  • “[T]here is a whole generation waiting to participate in these actions."

I’m just a simple, Bible-thumping, conservative, American gun owner, but I would love to know how a so-called right-wing burqa ban three years ago can take the lead in being blamed for some Saudi-funded radical shit that goes back to almost the middle of the last century?  This article is simply another example of the mainstream Western press’s ongoing attempt to sugar-coat jihad and unchecked third-world immigration, and to libel any attempts to either defend against the former, or control of the latter.

No wonder that here in the U.S., the Trump Train keeps rolling.

Monday, March 21, 2016

What's missing from this Trump Analysis?

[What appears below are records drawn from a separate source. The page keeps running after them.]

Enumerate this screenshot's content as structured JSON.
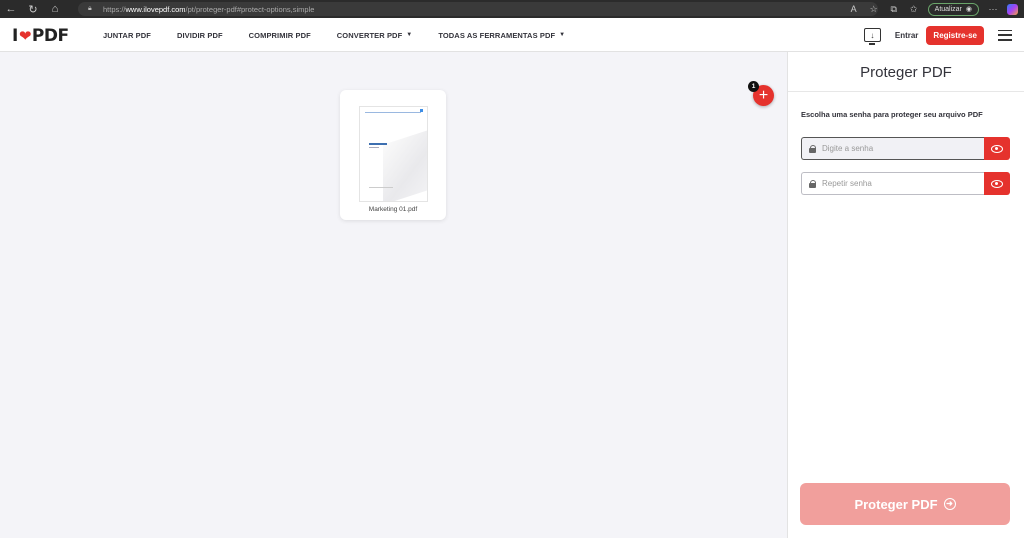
{
  "browser": {
    "url_prefix": "https://",
    "url_host": "www.ilovepdf.com",
    "url_path": "/pt/proteger-pdf#protect-options,simple",
    "update_label": "Atualizar"
  },
  "header": {
    "logo_left": "I",
    "logo_right": "PDF",
    "nav": [
      {
        "label": "JUNTAR PDF",
        "has_caret": false
      },
      {
        "label": "DIVIDIR PDF",
        "has_caret": false
      },
      {
        "label": "COMPRIMIR PDF",
        "has_caret": false
      },
      {
        "label": "CONVERTER PDF",
        "has_caret": true
      },
      {
        "label": "TODAS AS FERRAMENTAS PDF",
        "has_caret": true
      }
    ],
    "login_label": "Entrar",
    "register_label": "Registre-se"
  },
  "workspace": {
    "file_name": "Marketing 01.pdf",
    "file_count": "1",
    "add_symbol": "+"
  },
  "sidebar": {
    "title": "Proteger PDF",
    "hint": "Escolha uma senha para proteger seu arquivo PDF",
    "password_placeholder": "Digite a senha",
    "repeat_placeholder": "Repetir senha",
    "submit_label": "Proteger PDF"
  },
  "colors": {
    "brand_red": "#e5322d",
    "submit_disabled": "#f19f9c"
  }
}
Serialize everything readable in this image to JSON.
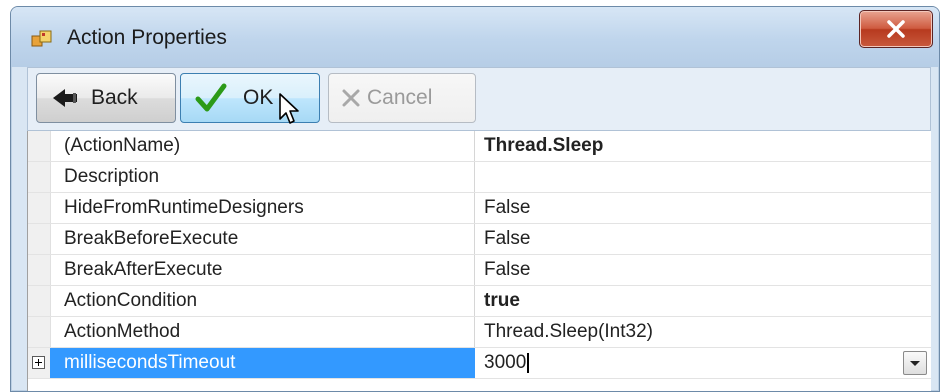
{
  "window": {
    "title": "Action Properties",
    "icon": "app-icon",
    "close_icon": "close-icon"
  },
  "toolbar": {
    "back_label": "Back",
    "back_icon": "back-arrow-icon",
    "ok_label": "OK",
    "ok_icon": "checkmark-icon",
    "cancel_label": "Cancel",
    "cancel_icon": "cancel-x-icon",
    "cancel_enabled": false
  },
  "properties": [
    {
      "name": "(ActionName)",
      "value": "Thread.Sleep",
      "bold": true
    },
    {
      "name": "Description",
      "value": ""
    },
    {
      "name": "HideFromRuntimeDesigners",
      "value": "False"
    },
    {
      "name": "BreakBeforeExecute",
      "value": "False"
    },
    {
      "name": "BreakAfterExecute",
      "value": "False"
    },
    {
      "name": "ActionCondition",
      "value": "true",
      "bold": true
    },
    {
      "name": "ActionMethod",
      "value": "Thread.Sleep(Int32)"
    },
    {
      "name": "millisecondsTimeout",
      "value": "3000",
      "selected": true,
      "expandable": true,
      "editing": true
    }
  ],
  "colors": {
    "selection": "#3399ff",
    "ok_check": "#2c9a18",
    "close_button": "#c8452a"
  }
}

At the Washington Post’s Wonkblog, Jim Tankersley argues the  GOP "created" Donald Trump 15 years ago
“Urged on by their presidential standard-bearer, Texas Gov. George W. Bush, and by nearly all of the business lobbyists who represented the core of the party’s donor class, three-quarters of House Republicans voted to extend the status of permanent normal trade relations to China. They were more than enough, when added to a minority of Democrats, to secure passage of a bill that would sail through the Senate and be signed into law by President Bill Clinton.
“The legislation, a top Republican priority, held the promise of greater economic prosperity for Americans. But few could predict that it would cause a series of economic and political earthquakes that has helped put the GOP in the difficult spot it is in today(.)” 
Maybe.  But interestingly,  even though Trump exploded onto the presidential campaign stage by grabbing ownership of a related but different issue, Tankersley doesn’t mention it:  illegal immigration.

A lot of jobs went to China 15 years ago, and in the last 15 years a lot of other jobs have in fact been created in America (as the Obama administration is constantly reminding us).  But there are tens of millions of illegal immigrants competing with high-school educated Americans for those jobs.  Illegal immigration is the issue that originally got the TrumpTrain ™ started, not China trade.